Gault v. Sass Electric, Inc., 2016 WL 5539872 (Cal. Ct. App. 2016).
In April 2012, Michael Gault and CGE, Inc. (collectively, “Gault”) sued Sass Electric, Inc. and Christopher Sass (collectively, “Sass”) over certain business disputes. In April 2013, Gault and Sass entered into a settlement agreement and a separate promissory note in the amount of $692,000. The settlement agreement provided Sass with three payment options: (i) a payment schedule lasting until May 2020 for total principal payments of $692,000, (ii) a payment schedule with reduced monthly payments lasting until May 2020 with Gault waiving any remaining amounts owed and (iii) a payment option that provided that if Sass paid Gault a total of $386,000 “within three years” of the settlement agreement (i.e. by May 2016), Gault would waive any remaining amounts owed (the “Early Payment Option”). These payment options (including the Early Payment Option) were also stated in the promissory note. The promissory note was secured by a deed of trust over Sass’ real property.
In addition to the settlement agreement and the promissory note, the settlement agreement also attached a stipulated judgment executed by both Gault and Sass. The settlement agreement provided that if a default occurred under the settlement agreement, Gault could file the stipulated judgment on an ex parte basis. The stipulated judgment referenced the settlement agreement as being “attached” and showed that $692,000 was the principal amount.
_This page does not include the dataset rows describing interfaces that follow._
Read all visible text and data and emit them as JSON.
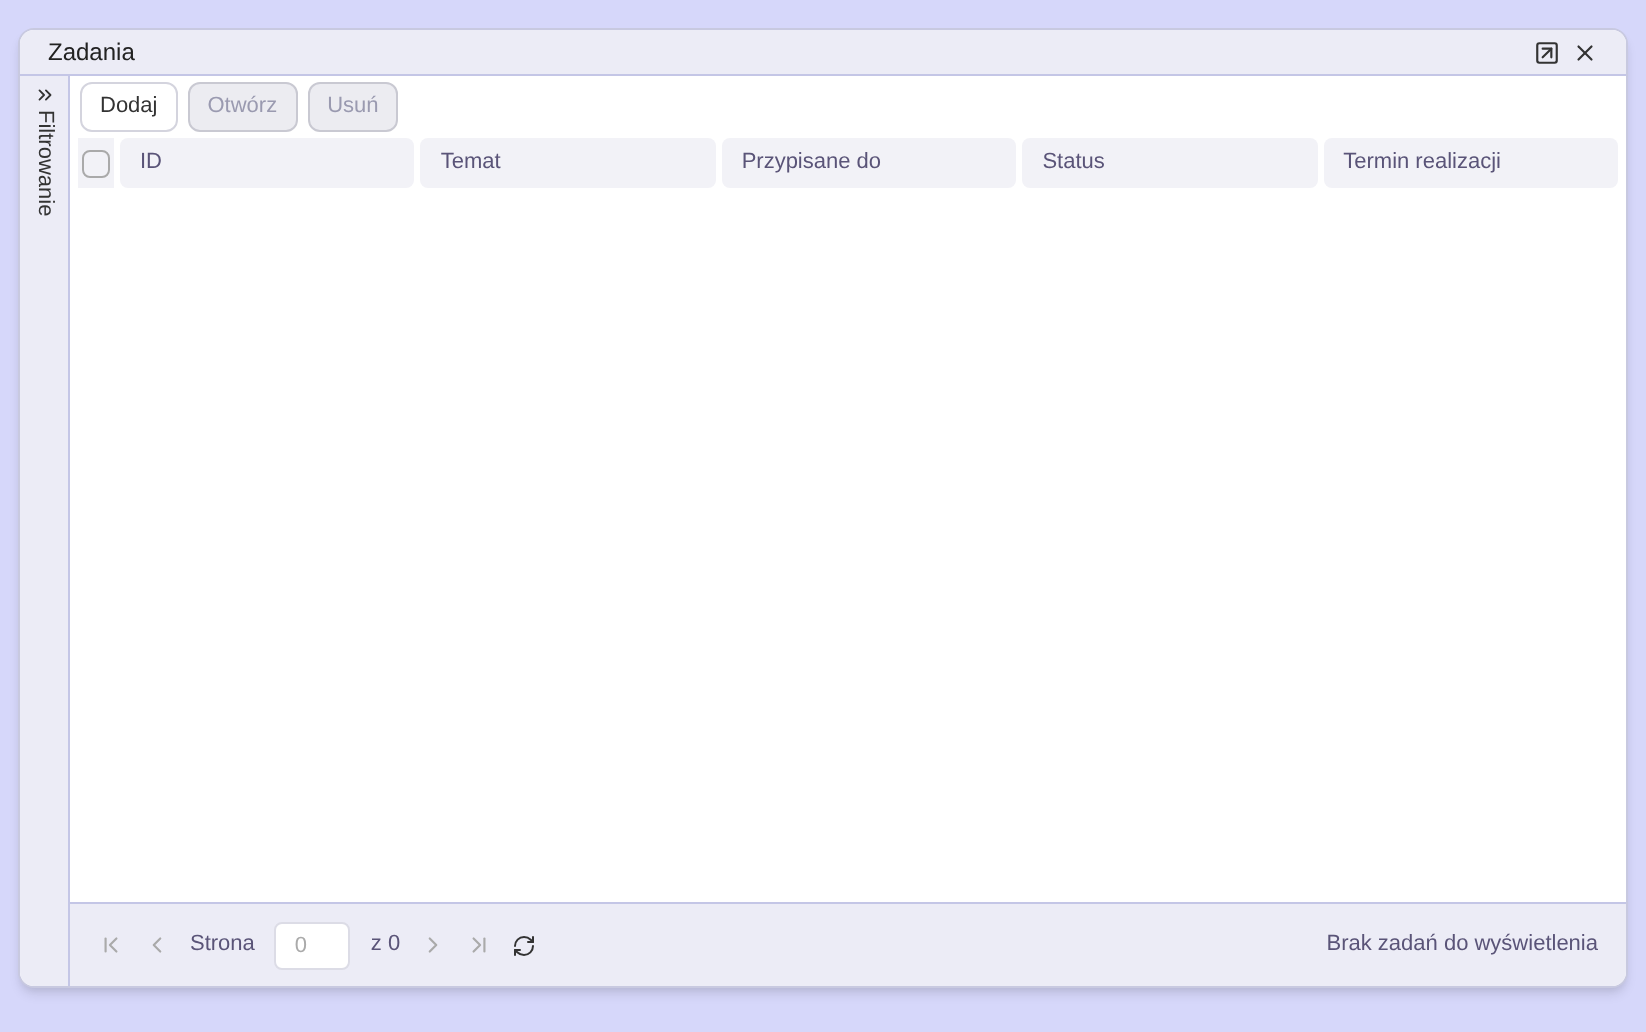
{
  "window": {
    "title": "Zadania"
  },
  "filter_panel": {
    "label": "Filtrowanie",
    "expanded": false
  },
  "toolbar": [
    {
      "label": "Dodaj",
      "disabled": false
    },
    {
      "label": "Otwórz",
      "disabled": true
    },
    {
      "label": "Usuń",
      "disabled": true
    }
  ],
  "table": {
    "select_all": {
      "checked": false
    },
    "columns": [
      "ID",
      "Temat",
      "Przypisane do",
      "Status",
      "Termin realizacji"
    ]
  },
  "pager": {
    "page_label": "Strona",
    "page_value": "0",
    "of_label": "z 0"
  },
  "status_text": "Brak zadań do wyświetlenia"
}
In February 2014, Gault discovered that his security interest in Sass’ real property was flawed. Sass had secretly recorded a quitclaim deed for the property to his mother prior to the recording of Gault’s deed of trust. Gault sent a notice of default to Sass, but Sass did not respond or take curative actions, resulting in a default under the settlement agreement. In March 2014, Gault filed an ex parte request for entry of the stipulated judgment in the amount of $692,000 less payments made. Over the opposition of Sass, the court entered the stipulated judgment in favor of Gault for the amount of $592,000, and Gault began collection activities.
In June 2015, Sass filed a motion to compel acknowledgment of satisfaction of judgment based on the fact that he had by then paid Gault a total of $386,000 prior to May 2016, the date provided under the Early Payment Option. While Gault acknowledged that the settlement agreement provided Gault with different payment options (including the Early Payment Option), he argued that Sass’s ability to pay less than $692,000 to satisfy his debt was conditioned on Sass “not defaulting.” Gault argued that the entry of the stipulated judgment, which showed $692,000 as the principal amount, extinguished Sass’s rights under the settlement agreement. The trial court, however, disagreed with Gault because nothing in the settlement agreement explicitly provided that the Early Payment Option was contingent on Sass not defaulting.
On appeal, Gault argued that if Sass defaulted and Gault chose to enter into the stipulated judgment as he did, then Sass relinquished his right to pay a total of $386,000 within three years under the Early Payment Option. Gault asserted that the stipulated judgment showed a principal amount of $692,000, less payments made and urged the Court that “any other interpretation would render a default without consequence”. Sass, however, argued that the purpose of the stipulated judgment was to ensure payment, and that the stipulated judgment did not have terms providing for the extinguishment of his Early Payment Option under the settlement agreement upon default and entry of the stipulated judgment. In Sass’ view, any other interpretation would improperly nullify the Early Payment Option.
The Court noted that under California law, “evidence of the undisclosed subjective intent of the parties is irrelevant to determining the meaning of contractual language” and that the mutual intent of the parties at the time the contract is formed governs interpretation. The Court further noted that such intent is to be inferred, if possible, “solely from the written provisions of the contract.”
In deciding the issue of whether Sass could use the Early Payment Option to satisfy the stipulated judgment, the Court found that the mutual intent (based on the text of the settlement agreement) was to provide Sass with sufficient motivation to completely fulfill his monetary obligation to Gault by 2016 instead of 2020. The Court also found that that the settlement agreement did not have any language stating that the Early Payment Option would be extinguished upon default and entry of the stipulated judgment. Notably, the Court did not address Gault’s argument that the stipulated judgment’s listing of $692,000 as the principal amount should be evidence on its face that such amount should be owed to Gault in the event of a default. Instead, the Court effectively read the Early Payment Option to stand on its own and that Sass could “completely satisfy his obligation even if he missed or delayed some monthly payments”. The lesson to lenders in this case is to draft payment options clearly and to list expressly the consequences of any default.